Prohibiting companies from cutting off electricity for low-income families

The government has approved a new rule which states that vulnerable consumers (families with low incomes) will be able to benefit from 3.5kW of power – sufficient for an average household for six months – in the event that they are unable to pay. This means that the limit at which companies can now cut off the electricity supply of the most vulnerable has been extended from four to ten months.  

Tax cuts

Special tax on electric power has also been dropped from 5.1 percent to 0.5 percent, as promised by Prime Minister Pedro Sánchez during his interview on TVE on Monday. The suspension of the tax on electricity production has also been extended.  

Electricity auctions

One of the most innovative decisions among these new measures is that the government will call auctions in which the large electricity companies such as Endesa, Iberdrola, Edp, and Naturgy will be obliged to sell a percentage of the energy they generate.  

These auctions, which will have a minimum price to guarantee production costs, will be attended by small trading companies and large industries. These companies will then be able to purchase energy cheaper than in the current wholesale pool. Mainly nuclear and hydroelectric plants will participate in this plan.

The government announced that the first auction will be called before the end of the year. 

Putting a cap on gas prices

During the next two quarters, the price of gas consumed by households will not be updated in accordance with market prices.

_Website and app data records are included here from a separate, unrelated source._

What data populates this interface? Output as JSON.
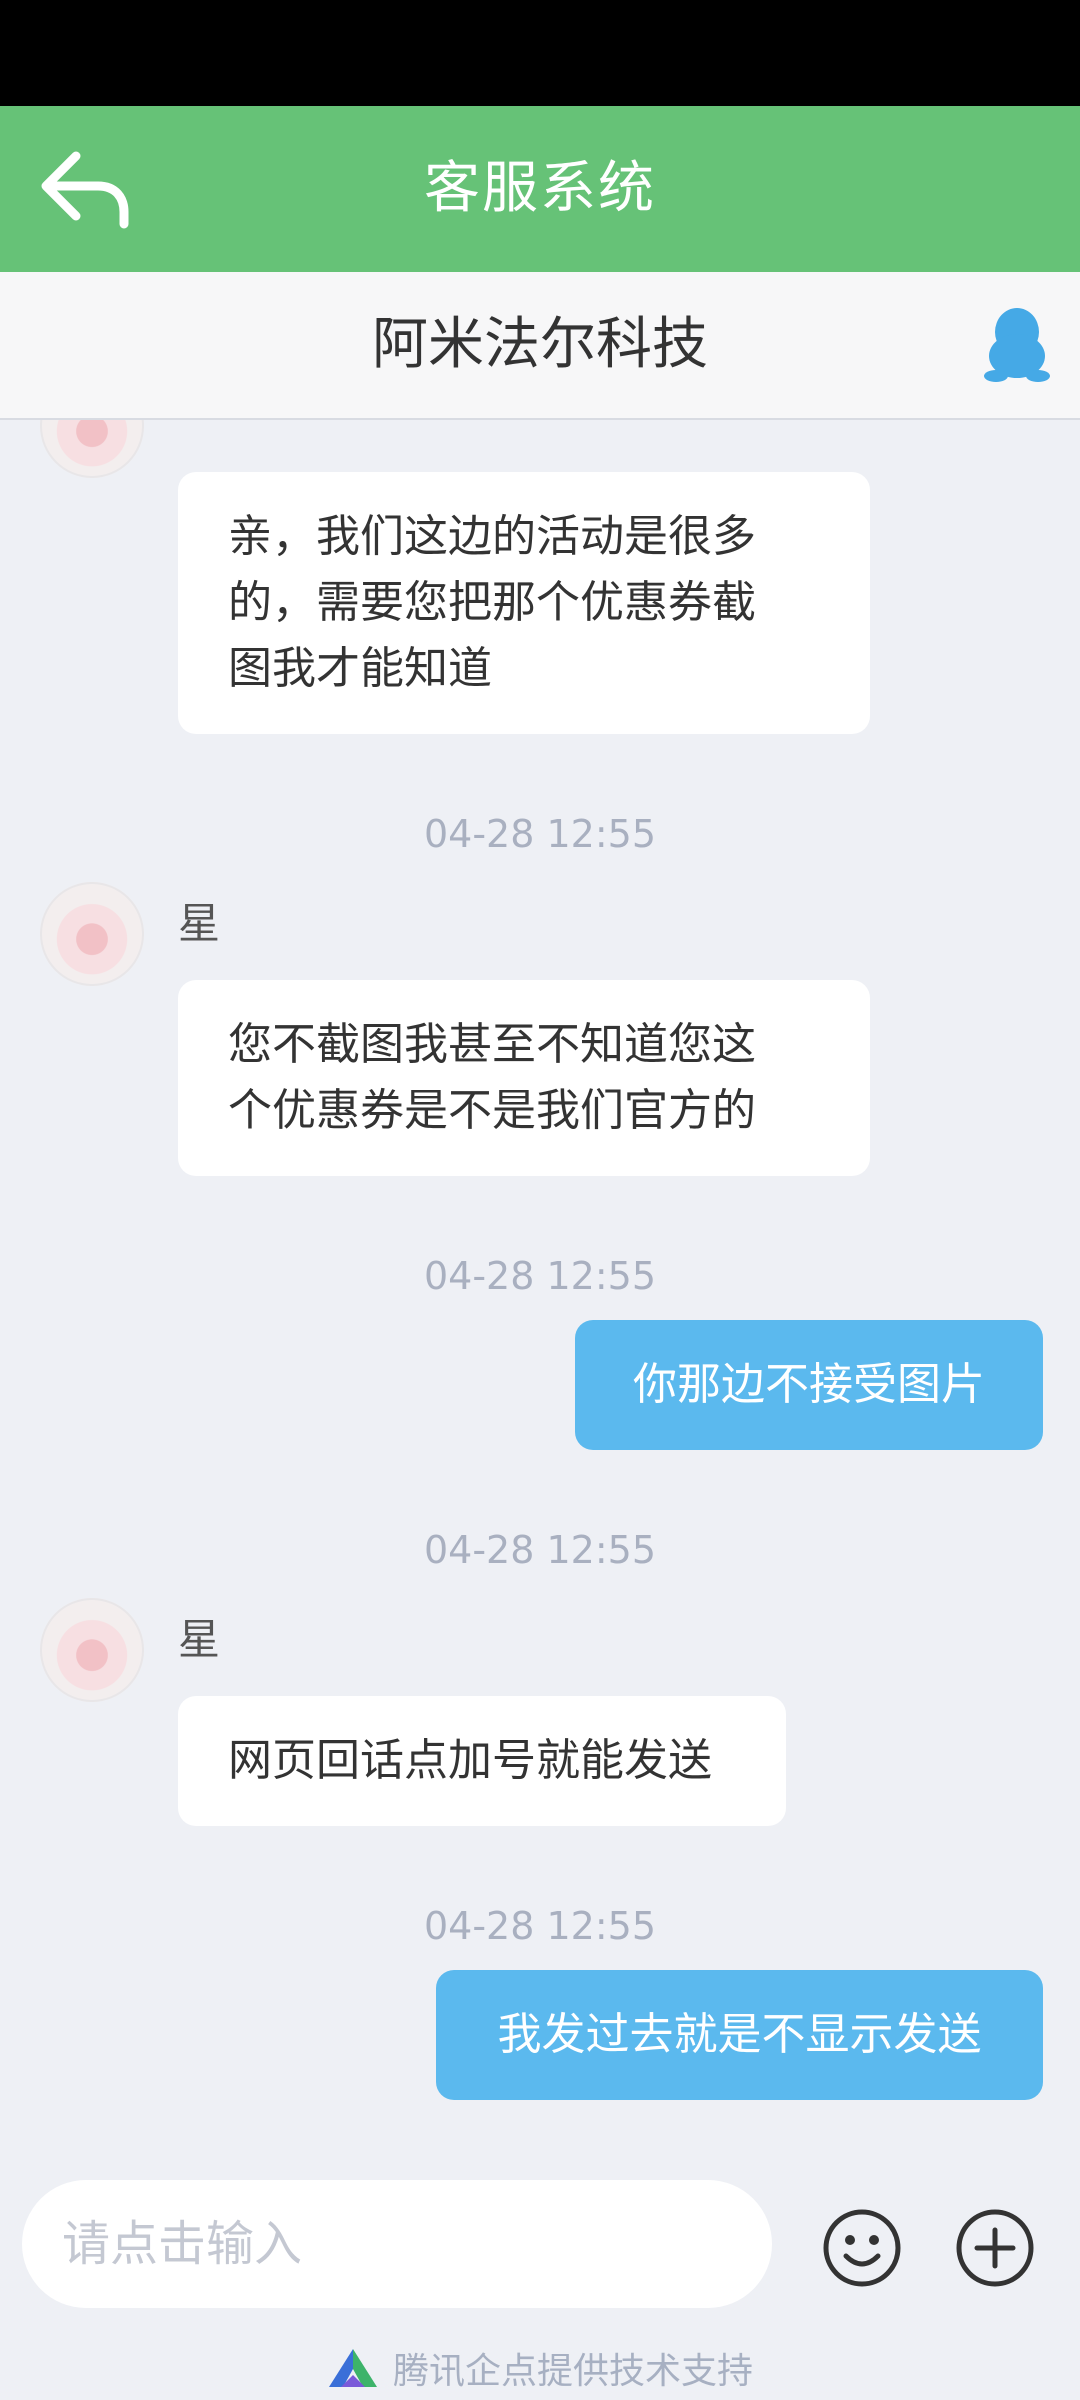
{
  "header": {
    "title": "客服系统",
    "back_icon": "reply-arrow-icon"
  },
  "subheader": {
    "title": "阿米法尔科技",
    "qq_icon": "qq-penguin-icon"
  },
  "colors": {
    "topbar": "#66c277",
    "my_bubble": "#5bb9ee",
    "background": "#eef0f5"
  },
  "messages": [
    {
      "sender": "",
      "text_lines": [
        "亲，我们这边的活动是很多",
        "的，需要您把那个优惠券截",
        "图我才能知道"
      ]
    },
    {
      "timestamp": "04-28 12:55"
    },
    {
      "sender": "星",
      "text_lines": [
        "您不截图我甚至不知道您这",
        "个优惠券是不是我们官方的"
      ]
    },
    {
      "timestamp": "04-28 12:55"
    },
    {
      "me": true,
      "text": "你那边不接受图片"
    },
    {
      "timestamp": "04-28 12:55"
    },
    {
      "sender": "星",
      "text": "网页回话点加号就能发送"
    },
    {
      "timestamp": "04-28 12:55"
    },
    {
      "me": true,
      "text": "我发过去就是不显示发送"
    }
  ],
  "input": {
    "placeholder": "请点击输入",
    "value": ""
  },
  "footer": {
    "text": "腾讯企点提供技术支持"
  }
}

Third deputy Prime Minister Teresa Ribera explained that a price hike of more than 28 percent for gas in the wholesale market is expected, while on average the regulated rate will rise below five percent.

In addition, until March 31st 2022, the government will tax the profits of the electricity companies, due to the rise in gas prices. They have established a cap of €20 euros per megawatt hour for gas, and when it rises above that price, the extra profits obtained by the companies will be charged a tax that will be used directly to reduce electricity bills.

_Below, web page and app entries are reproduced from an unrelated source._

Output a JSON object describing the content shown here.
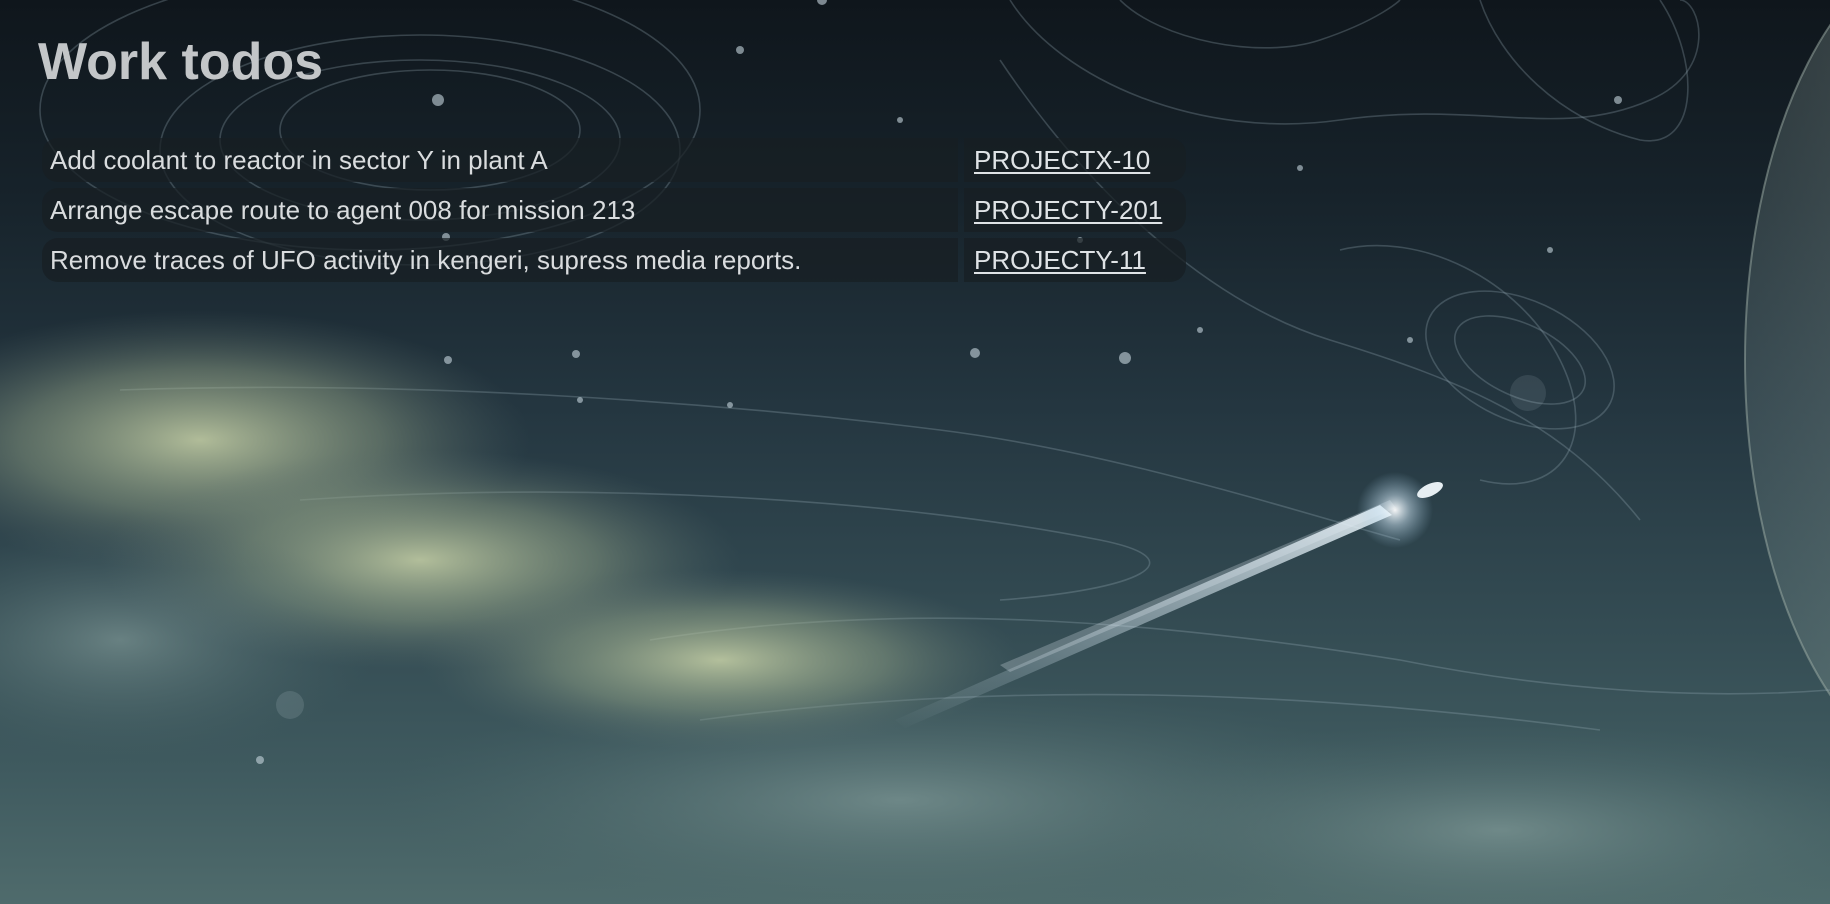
{
  "page": {
    "title": "Work todos"
  },
  "todos": [
    {
      "task": "Add coolant to reactor in sector Y in plant A",
      "key": "PROJECTX-10"
    },
    {
      "task": "Arrange escape route to agent 008 for mission 213",
      "key": "PROJECTY-201"
    },
    {
      "task": "Remove traces of UFO activity in kengeri, supress media reports.",
      "key": "PROJECTY-11"
    }
  ],
  "colors": {
    "title": "#c3c6c8",
    "row_background": "#181e22",
    "text": "#d9dcde",
    "link": "#dfe3e6"
  },
  "background": {
    "description_icon": "space-wallpaper"
  }
}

Maximum and minimum reservoir levels

After the controversial drainage of reservoirs by the electricity companies coinciding with the maximum prices in the wholesale market, the government has decided to set maximum flow levels that can be discharged each month, and minimum levels that must be maintained in the reservoirs.

This prevents an excessive amount of water from being drained. It will be the hydrographic confederations that will set these amounts.